● **BRIEF**: Everything in the records must appear again exactly, except the images.

● **EXERCISE MATERIAL**:
Start of Block
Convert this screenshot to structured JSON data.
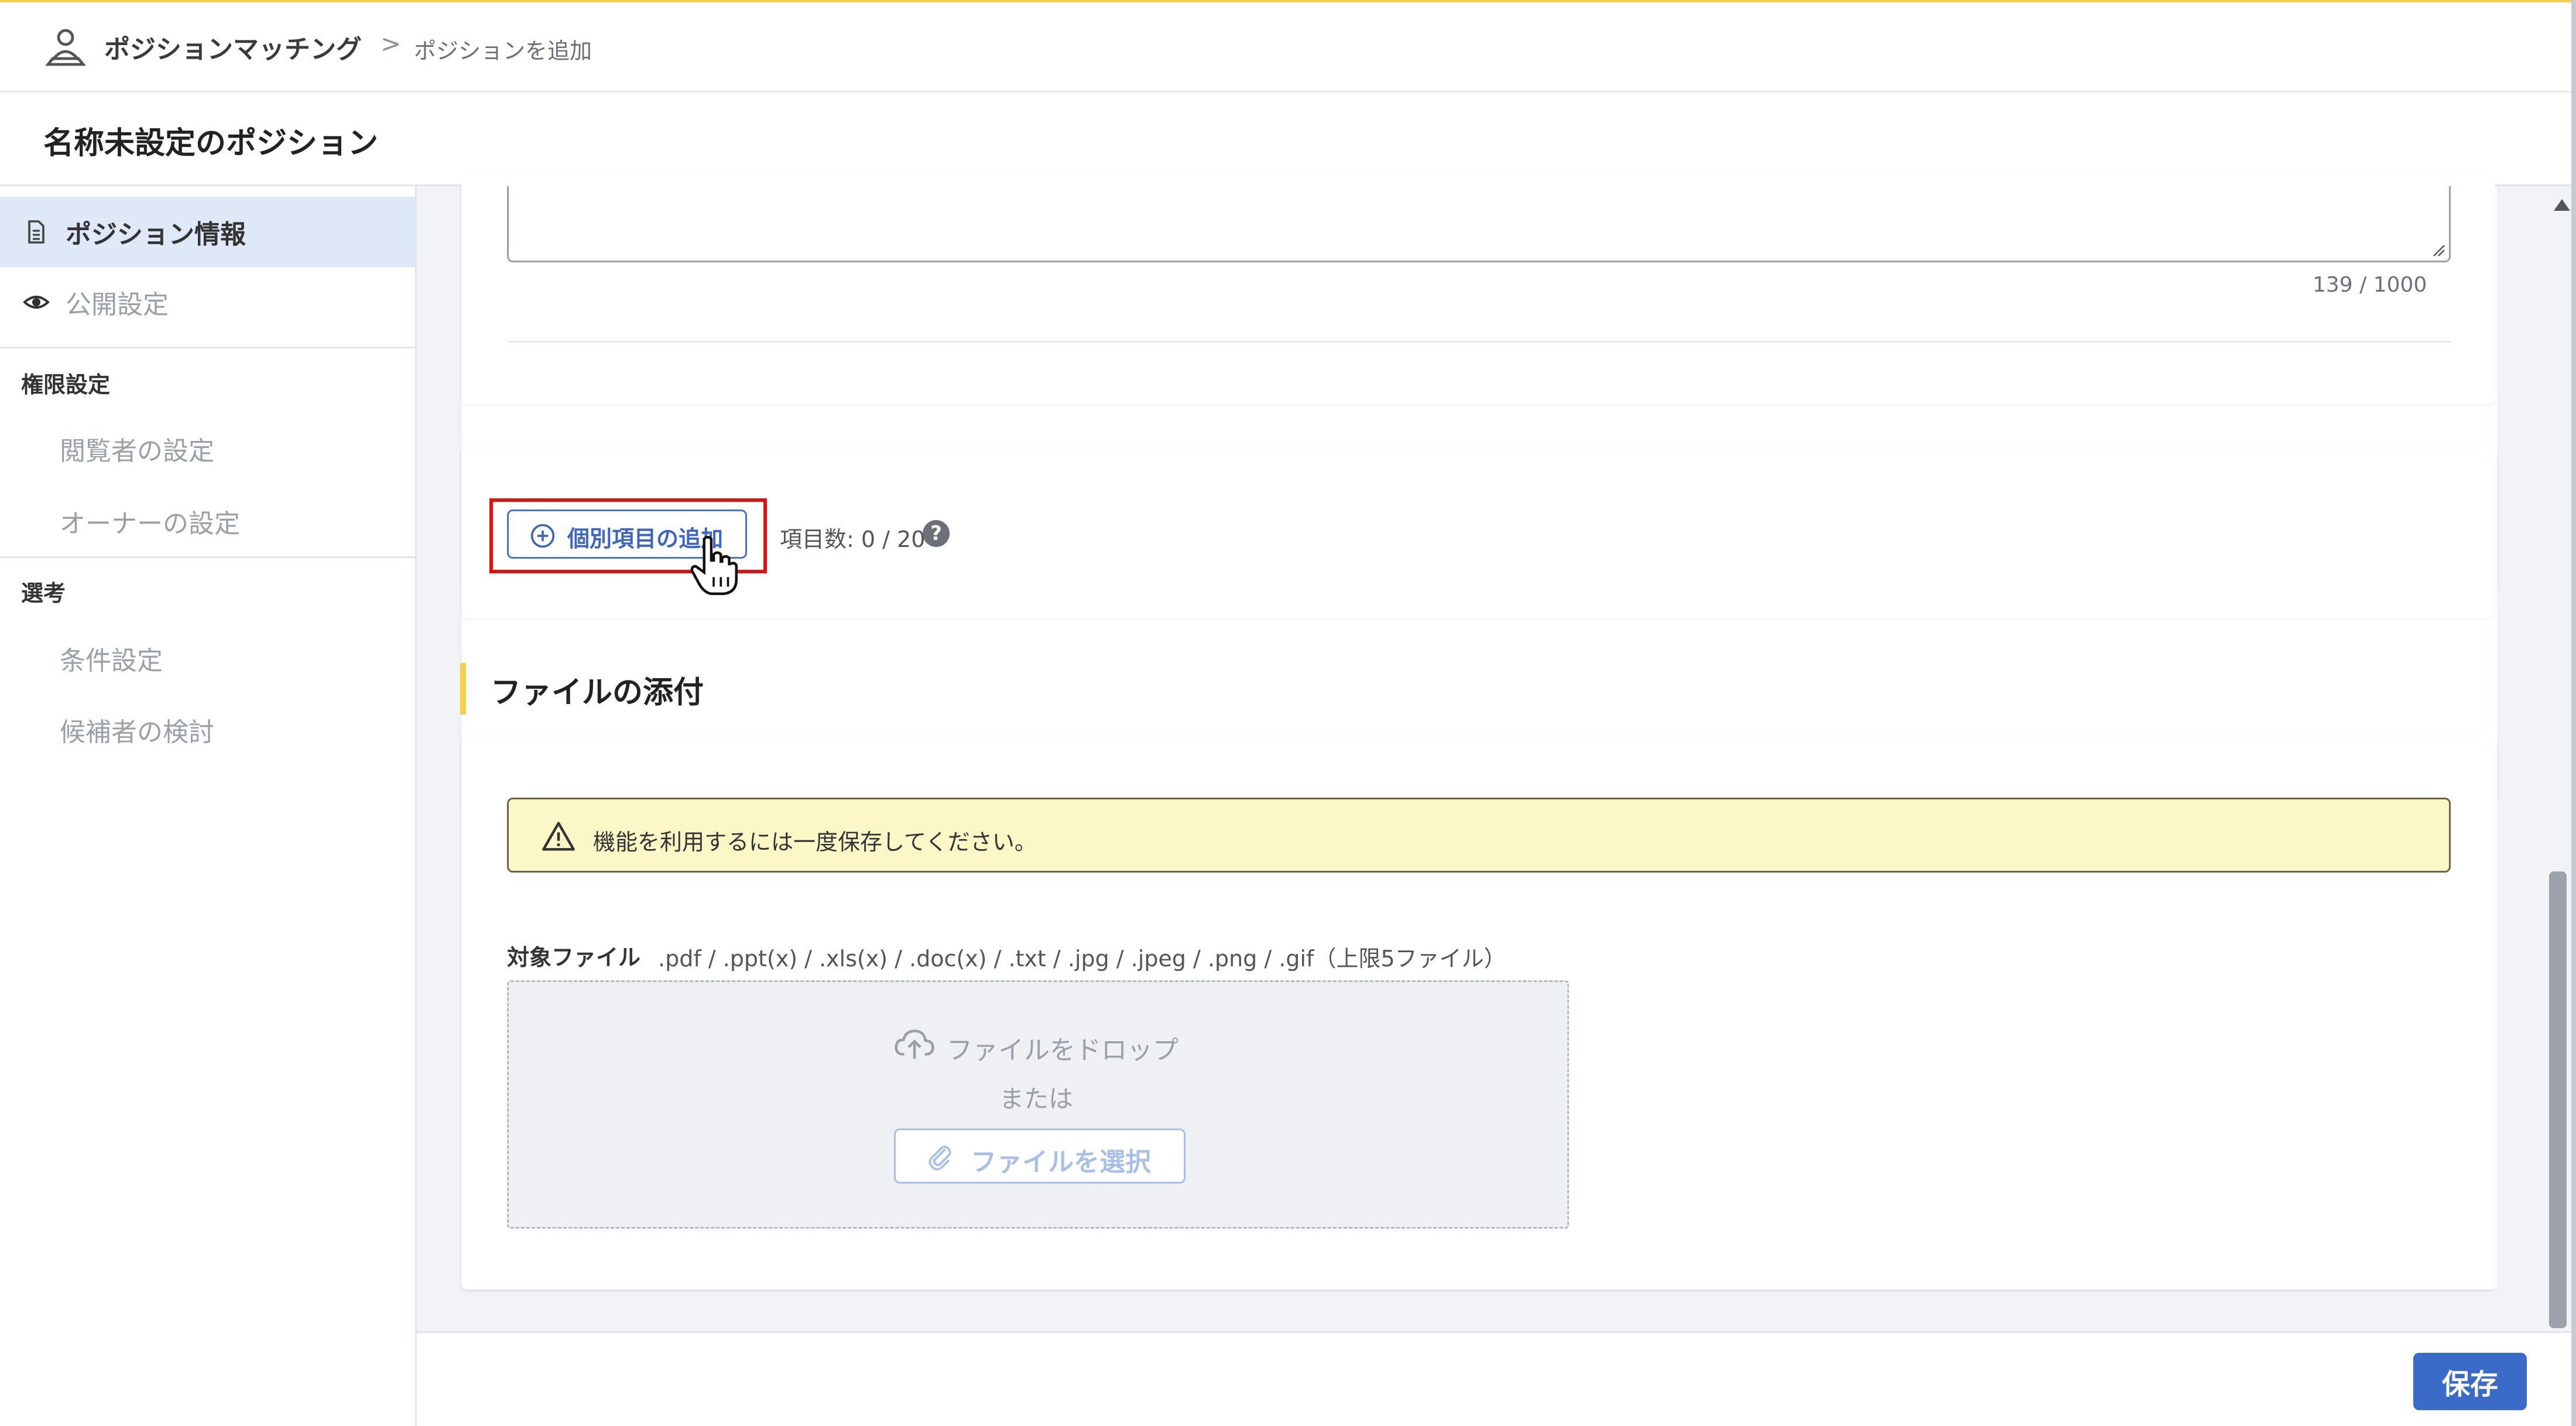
{
  "breadcrumb": {
    "app": "ポジションマッチング",
    "separator": ">",
    "current": "ポジションを追加"
  },
  "page": {
    "title": "名称未設定のポジション"
  },
  "sidebar": {
    "items": [
      {
        "label": "ポジション情報",
        "icon": "document-icon",
        "active": true
      },
      {
        "label": "公開設定",
        "icon": "eye-icon",
        "active": false
      }
    ],
    "sections": [
      {
        "heading": "権限設定",
        "items": [
          "閲覧者の設定",
          "オーナーの設定"
        ]
      },
      {
        "heading": "選考",
        "items": [
          "条件設定",
          "候補者の検討"
        ]
      }
    ]
  },
  "description": {
    "counter": "139 / 1000"
  },
  "custom_items": {
    "add_label": "個別項目の追加",
    "count_label": "項目数: 0 / 20",
    "help": "?"
  },
  "attachments": {
    "section_title": "ファイルの添付",
    "alert": "機能を利用するには一度保存してください。",
    "target_label": "対象ファイル",
    "target_extensions": ".pdf / .ppt(x) / .xls(x) / .doc(x) / .txt / .jpg / .jpeg / .png / .gif（上限5ファイル）",
    "drop_label": "ファイルをドロップ",
    "or_label": "または",
    "select_label": "ファイルを選択"
  },
  "footer": {
    "save_label": "保存"
  },
  "colors": {
    "accent": "#3a6bc9",
    "highlight": "#e01010",
    "section_bar": "#f2d04c",
    "alert_bg": "#fbf7c7"
  }
}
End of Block
● **EXPECTED OUTPUT**:
Convert this screenshot to structured JSON data.
{
  "breadcrumb": {
    "app": "ポジションマッチング",
    "separator": ">",
    "current": "ポジションを追加"
  },
  "page": {
    "title": "名称未設定のポジション"
  },
  "sidebar": {
    "items": [
      {
        "label": "ポジション情報",
        "icon": "document-icon",
        "active": true
      },
      {
        "label": "公開設定",
        "icon": "eye-icon",
        "active": false
      }
    ],
    "sections": [
      {
        "heading": "権限設定",
        "items": [
          "閲覧者の設定",
          "オーナーの設定"
        ]
      },
      {
        "heading": "選考",
        "items": [
          "条件設定",
          "候補者の検討"
        ]
      }
    ]
  },
  "description": {
    "counter": "139 / 1000"
  },
  "custom_items": {
    "add_label": "個別項目の追加",
    "count_label": "項目数: 0 / 20",
    "help": "?"
  },
  "attachments": {
    "section_title": "ファイルの添付",
    "alert": "機能を利用するには一度保存してください。",
    "target_label": "対象ファイル",
    "target_extensions": ".pdf / .ppt(x) / .xls(x) / .doc(x) / .txt / .jpg / .jpeg / .png / .gif（上限5ファイル）",
    "drop_label": "ファイルをドロップ",
    "or_label": "または",
    "select_label": "ファイルを選択"
  },
  "footer": {
    "save_label": "保存"
  },
  "colors": {
    "accent": "#3a6bc9",
    "highlight": "#e01010",
    "section_bar": "#f2d04c",
    "alert_bg": "#fbf7c7"
  }
}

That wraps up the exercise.